Search the entries below for "subtitle" and copy each matching line.

▸ **Stored items from a collection**:
▼▼▼

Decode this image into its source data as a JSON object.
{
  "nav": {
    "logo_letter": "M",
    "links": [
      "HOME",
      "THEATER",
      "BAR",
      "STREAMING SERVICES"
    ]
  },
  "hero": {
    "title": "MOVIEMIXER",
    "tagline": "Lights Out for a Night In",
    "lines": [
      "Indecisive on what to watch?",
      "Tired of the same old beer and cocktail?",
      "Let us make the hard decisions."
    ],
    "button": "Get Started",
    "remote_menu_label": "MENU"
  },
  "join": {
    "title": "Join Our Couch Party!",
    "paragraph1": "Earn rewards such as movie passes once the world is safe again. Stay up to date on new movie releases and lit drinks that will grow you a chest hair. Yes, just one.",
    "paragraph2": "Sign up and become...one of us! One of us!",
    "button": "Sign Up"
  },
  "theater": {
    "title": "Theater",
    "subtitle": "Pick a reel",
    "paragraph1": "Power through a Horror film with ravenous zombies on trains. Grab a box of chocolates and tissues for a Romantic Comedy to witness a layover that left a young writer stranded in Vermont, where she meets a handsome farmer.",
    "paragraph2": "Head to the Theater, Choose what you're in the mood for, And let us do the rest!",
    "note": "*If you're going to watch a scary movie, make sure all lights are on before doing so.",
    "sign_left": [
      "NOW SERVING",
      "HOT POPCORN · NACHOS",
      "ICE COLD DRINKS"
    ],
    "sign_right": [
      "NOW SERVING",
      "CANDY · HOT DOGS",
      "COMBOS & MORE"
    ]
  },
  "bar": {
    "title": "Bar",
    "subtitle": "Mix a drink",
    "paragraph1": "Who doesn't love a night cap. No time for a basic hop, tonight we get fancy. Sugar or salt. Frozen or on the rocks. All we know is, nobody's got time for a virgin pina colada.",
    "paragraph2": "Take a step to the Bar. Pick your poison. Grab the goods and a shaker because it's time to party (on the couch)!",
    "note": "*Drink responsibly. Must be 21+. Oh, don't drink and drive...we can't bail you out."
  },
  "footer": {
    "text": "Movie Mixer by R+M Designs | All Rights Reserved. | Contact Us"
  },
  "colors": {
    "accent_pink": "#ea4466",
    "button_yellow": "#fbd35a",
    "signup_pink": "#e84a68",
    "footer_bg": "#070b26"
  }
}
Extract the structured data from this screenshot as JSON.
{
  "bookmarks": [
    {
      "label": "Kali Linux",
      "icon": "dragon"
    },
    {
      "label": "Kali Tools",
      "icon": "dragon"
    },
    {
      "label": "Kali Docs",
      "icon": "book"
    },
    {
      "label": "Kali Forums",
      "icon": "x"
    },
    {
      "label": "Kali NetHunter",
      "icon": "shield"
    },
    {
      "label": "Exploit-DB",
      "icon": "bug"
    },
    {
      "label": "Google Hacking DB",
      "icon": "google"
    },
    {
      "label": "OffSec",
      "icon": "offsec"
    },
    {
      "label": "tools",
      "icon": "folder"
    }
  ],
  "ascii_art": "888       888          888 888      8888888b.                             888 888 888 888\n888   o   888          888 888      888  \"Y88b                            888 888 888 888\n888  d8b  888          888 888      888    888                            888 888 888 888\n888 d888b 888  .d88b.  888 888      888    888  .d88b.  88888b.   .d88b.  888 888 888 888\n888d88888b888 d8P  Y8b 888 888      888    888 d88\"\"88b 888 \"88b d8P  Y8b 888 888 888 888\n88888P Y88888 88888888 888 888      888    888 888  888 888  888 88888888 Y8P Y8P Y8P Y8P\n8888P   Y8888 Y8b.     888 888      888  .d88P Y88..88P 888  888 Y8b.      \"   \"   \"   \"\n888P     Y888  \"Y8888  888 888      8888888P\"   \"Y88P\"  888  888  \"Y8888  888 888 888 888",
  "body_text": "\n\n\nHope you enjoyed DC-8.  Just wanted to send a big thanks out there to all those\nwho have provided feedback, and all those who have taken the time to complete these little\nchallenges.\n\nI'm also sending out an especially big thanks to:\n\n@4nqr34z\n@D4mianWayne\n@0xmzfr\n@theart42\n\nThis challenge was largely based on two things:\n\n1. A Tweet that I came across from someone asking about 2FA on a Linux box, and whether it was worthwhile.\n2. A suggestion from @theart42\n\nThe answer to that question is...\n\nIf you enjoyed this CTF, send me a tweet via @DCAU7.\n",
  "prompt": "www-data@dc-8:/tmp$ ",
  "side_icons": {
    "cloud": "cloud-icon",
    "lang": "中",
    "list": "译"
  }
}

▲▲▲

▸ **Solution**:
    "subtitle": "Pick a reel",
    "subtitle": "Mix a drink",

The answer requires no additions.